"Friends and jolly citizens, I'll sing you a song... It's all about a jumper, Old Donald was his name." Captured at last, he prefers death to revealing where his money is hidden. The jumper is condemned, executed, and buried.
Bounty Jumper, The Partial text(s) *** A *** From Norman Cazden, Herbert Haufrecht, Norman Studer, Folk Songs of the Catskills, #17, pp. 88-89. From the singing of George Edwards. Friends and jolly citizens, I'll sing to you a song; I'll compose a ditty, it won't detain you long, It's all about a jumper, Old Donald was his name, He got captured at his last jump for doing of the same.

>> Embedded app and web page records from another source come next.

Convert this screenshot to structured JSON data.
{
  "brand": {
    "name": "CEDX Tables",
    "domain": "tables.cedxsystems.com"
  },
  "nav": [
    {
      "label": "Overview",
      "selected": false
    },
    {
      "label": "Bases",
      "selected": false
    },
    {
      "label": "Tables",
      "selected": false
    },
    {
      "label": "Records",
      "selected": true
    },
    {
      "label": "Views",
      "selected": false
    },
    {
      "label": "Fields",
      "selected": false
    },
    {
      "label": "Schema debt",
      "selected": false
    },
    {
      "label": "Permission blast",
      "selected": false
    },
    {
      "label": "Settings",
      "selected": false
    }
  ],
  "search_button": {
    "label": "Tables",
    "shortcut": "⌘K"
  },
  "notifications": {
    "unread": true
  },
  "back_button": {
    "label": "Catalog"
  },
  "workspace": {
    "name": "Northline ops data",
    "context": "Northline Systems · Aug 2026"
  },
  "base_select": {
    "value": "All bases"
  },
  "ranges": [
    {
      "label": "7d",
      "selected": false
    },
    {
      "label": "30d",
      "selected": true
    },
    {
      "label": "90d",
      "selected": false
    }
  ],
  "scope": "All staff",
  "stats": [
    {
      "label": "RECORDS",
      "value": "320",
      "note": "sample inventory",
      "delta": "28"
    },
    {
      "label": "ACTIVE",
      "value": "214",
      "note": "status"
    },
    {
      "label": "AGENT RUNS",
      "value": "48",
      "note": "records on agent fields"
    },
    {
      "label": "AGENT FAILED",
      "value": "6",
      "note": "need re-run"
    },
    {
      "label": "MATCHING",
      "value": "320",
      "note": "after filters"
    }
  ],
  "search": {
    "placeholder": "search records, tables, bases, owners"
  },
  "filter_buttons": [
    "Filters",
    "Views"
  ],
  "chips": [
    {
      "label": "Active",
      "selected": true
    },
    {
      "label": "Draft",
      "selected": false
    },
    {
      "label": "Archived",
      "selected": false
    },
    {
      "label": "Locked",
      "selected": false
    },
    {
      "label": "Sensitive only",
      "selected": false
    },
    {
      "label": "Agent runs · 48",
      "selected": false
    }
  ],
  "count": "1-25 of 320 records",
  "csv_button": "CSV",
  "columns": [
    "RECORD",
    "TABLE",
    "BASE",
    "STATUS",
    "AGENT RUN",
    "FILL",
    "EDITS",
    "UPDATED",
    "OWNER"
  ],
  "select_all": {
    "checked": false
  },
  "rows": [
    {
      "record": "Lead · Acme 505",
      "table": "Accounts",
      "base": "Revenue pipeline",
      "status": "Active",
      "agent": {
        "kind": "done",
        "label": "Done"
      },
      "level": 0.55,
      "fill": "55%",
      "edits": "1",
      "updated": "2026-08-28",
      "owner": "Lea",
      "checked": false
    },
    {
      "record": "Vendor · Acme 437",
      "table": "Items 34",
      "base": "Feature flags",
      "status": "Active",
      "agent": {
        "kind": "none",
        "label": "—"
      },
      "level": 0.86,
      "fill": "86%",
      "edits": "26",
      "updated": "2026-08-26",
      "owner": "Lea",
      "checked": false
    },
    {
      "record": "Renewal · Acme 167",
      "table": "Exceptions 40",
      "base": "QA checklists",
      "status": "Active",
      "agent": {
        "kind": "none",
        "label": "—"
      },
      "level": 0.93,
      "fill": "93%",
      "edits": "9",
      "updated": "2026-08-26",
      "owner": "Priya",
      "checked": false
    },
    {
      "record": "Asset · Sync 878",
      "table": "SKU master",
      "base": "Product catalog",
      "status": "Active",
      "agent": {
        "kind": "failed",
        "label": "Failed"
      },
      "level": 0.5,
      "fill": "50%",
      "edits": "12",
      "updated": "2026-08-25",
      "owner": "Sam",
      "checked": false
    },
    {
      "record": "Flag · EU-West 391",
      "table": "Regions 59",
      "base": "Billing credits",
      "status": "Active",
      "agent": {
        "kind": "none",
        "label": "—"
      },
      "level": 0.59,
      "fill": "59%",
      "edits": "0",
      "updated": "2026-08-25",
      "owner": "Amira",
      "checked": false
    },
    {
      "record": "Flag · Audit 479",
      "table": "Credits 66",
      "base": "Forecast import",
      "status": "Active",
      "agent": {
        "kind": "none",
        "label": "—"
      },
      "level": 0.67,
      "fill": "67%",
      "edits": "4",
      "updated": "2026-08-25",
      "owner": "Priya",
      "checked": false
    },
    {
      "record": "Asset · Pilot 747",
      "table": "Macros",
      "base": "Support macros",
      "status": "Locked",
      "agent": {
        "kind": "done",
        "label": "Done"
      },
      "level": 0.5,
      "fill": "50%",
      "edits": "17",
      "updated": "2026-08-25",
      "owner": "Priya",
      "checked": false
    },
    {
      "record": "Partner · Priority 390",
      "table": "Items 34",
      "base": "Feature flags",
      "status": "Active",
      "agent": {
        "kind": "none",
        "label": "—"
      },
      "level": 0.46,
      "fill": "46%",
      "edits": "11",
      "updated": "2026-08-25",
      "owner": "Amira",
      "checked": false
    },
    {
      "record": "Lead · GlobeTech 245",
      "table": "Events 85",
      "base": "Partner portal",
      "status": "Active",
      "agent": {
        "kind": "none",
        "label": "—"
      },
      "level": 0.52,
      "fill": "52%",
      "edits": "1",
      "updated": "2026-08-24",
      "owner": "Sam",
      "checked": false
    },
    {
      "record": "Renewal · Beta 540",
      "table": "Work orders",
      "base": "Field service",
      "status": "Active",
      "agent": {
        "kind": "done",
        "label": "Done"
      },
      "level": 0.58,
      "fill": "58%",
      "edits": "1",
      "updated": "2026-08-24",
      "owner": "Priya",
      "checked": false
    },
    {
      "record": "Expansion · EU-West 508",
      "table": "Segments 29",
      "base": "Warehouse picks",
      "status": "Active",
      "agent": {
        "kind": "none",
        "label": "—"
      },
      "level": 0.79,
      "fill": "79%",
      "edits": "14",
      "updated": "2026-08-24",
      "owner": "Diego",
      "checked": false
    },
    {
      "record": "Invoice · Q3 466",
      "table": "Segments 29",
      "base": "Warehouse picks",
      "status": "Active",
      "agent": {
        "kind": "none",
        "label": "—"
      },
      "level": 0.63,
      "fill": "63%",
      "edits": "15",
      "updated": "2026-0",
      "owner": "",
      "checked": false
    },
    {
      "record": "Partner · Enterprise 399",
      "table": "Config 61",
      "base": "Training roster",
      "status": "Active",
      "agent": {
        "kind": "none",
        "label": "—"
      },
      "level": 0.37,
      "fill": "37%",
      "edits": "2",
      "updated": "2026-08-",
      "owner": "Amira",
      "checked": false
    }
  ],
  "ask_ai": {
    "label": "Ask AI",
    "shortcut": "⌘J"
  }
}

Refrain: He jumped in Philadelphia, he jumped it in New York, He jumped it all in Harrisburg, you've heard the people talk; He jumped it, yes, he jumped it all around the Yankee shore, He got captured at his last jump in the city of Baltimore. (3 additional stanzas)
During the Civil War, the Union grew so desperate for men that it began to use drastic recruitment measures. One of these was the bounty -- paying a man a large sum (sometimes as much as $300) to enlist, and then giving him leave to go off and spend it. Naturally, a large number of men -- the "Bounty Jumpers" -- took the money and ran. The harsh punishment a captured jumper received did little to discourage the practice. - RBW